– – – – – – – – – – – – – – – –
THE NEW country still needs to dig out from the destruction of the civil war.
The toll is staggering. South Sudan’s estimated population is a mere 8.8 million, but 2 million or more died in the war. By the time of the 2005 peace agreement, 2 million war refugees were crowded into the slums of Khartoum, with 2 million more scattered in camps to the south.
Since then, 1 million have returned from the “Arab triangle,” with 180,000 arriving just since November, according to the UN. More than half a million more are expected to return South this year. As in Darfur, the displacement of millions of people has left the majority destitute and hungry. Nearly one in seven children dies before reaching age five.
It was not always this way. South Sudan’s vast territory possesses rich soil, water from the Nile, and more cattle per capita than anywhere else in Africa. During the decade of respite from civil war from 1972-83, the region was quickly becoming the breadbasket of the region, according to specialist Alex de Waal.
Oil revenue will help in rebuilding people’s lives — if it doesn’t end up in the pockets of a new elite that has grown up since the cease-fire. The successors of Garang are president Salva Kiir, a Dinka and a war hero, and vice president Riek Machar, a strongman of the next-largest tribe, the Nuer.
The allotment of positions by ethnic group could portend a future of narrow, competing fiefdoms — a recipe for corruption and government nonfeasance. Mbeki told the New York Times that if South Sudan fails to “manage [its] diversity carefully…you will get the same fractures that took place in the whole of Sudan in south Sudan.”
Ethnic cleavages may shape the outcomes of two major unresolved questions of the secession — citizenship rights and the status of Abyei.
Residents of Abyei, the oil-rich province that straddles the border, were supposed to choose whether to join the North or South at the same time that Southerners voted on secession, but negotiators deadlocked on who qualified as a resident. Many people in Abyei are nomadic, so their residence may be questioned, but the real source of contention is that the Misseriya tribe fought on the side of Khartoum during the civil war — and might tip the vote toward the North.
It’s also still not clear whether Southerners in the North — or vice versa — will have citizenship rights where they live. In a worst-case scenario, ethnic cleansing would be the final midwife to national separation. The Northern regime has already announced plans to deport homeless child refugees back to the South, according to the Sudan Tribune.
Much thus depends on what happens in Northern politics. With the vote on secession, Bashir’s fate is now tied more closely to the U.S. Obama’s offer to lift sanctions was not just a bribe to get Bashir to respect the vote. It was also a lifeline for Bashir as he faces critics who will say he “lost” the South and got nothing for it.

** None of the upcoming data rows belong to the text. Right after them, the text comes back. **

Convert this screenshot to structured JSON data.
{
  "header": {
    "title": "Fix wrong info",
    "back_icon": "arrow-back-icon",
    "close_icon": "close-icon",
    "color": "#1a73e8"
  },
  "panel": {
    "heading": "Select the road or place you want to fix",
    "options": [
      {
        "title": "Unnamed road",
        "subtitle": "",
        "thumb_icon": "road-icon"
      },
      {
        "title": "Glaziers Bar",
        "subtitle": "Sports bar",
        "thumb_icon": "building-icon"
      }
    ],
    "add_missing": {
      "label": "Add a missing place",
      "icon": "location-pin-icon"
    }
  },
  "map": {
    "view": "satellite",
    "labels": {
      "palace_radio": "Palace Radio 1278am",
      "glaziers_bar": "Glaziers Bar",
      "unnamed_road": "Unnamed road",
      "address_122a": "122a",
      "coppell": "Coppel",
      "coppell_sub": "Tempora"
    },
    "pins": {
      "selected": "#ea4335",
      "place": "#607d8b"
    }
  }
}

Bashir faces opposition on all sides, from Africans in Darfur to the Beja rebels — and, crucially, from the Islamists including Turabi, who have a national base. Bashir placed Turabi under arrest after the secession vote when Turabi called for a Tunisia-style uprising in Sudan.
Bashir, like Nimeiry before him, may also face opposition from the urban poor. In anticipation of the loss of oil revenues to South Sudan, Bashir raised the price of sugar and fuel, according to Nisrin Elamin, writing on pambazuka.org . In the same week, U.S. agriculture officials seconded the UN’s recent warning of a potential “food price shock” worldwide.

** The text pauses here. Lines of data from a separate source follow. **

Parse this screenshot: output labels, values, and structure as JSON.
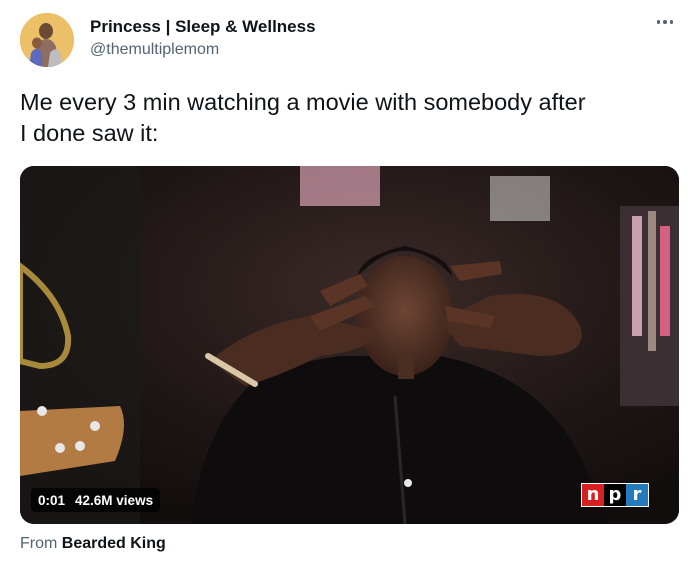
{
  "author": {
    "name": "Princess | Sleep & Wellness",
    "handle": "@themultiplemom"
  },
  "tweet": {
    "text_line1": "Me every 3 min watching a movie with somebody after",
    "text_line2": "I done saw it:"
  },
  "media": {
    "time": "0:01",
    "views": "42.6M views",
    "logo_letters": [
      "n",
      "p",
      "r"
    ],
    "logo_colors": [
      "#d62021",
      "#000000",
      "#237bbd"
    ]
  },
  "source": {
    "prefix": "From",
    "name": "Bearded King"
  },
  "icons": {
    "more": "more-horizontal-icon",
    "avatar": "user-avatar"
  },
  "colors": {
    "text_primary": "#0f1419",
    "text_secondary": "#536471"
  }
}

With the Tunisian and Algerian revolts in mind, U.S. officials may tilt even more toward support of Bashir as they fear what forces would replace them. They could offer relief, for example, from Sudan’s $36 billion foreign debt. That would give Bashir incentive to keeping playing along with the peaceful separation of the South.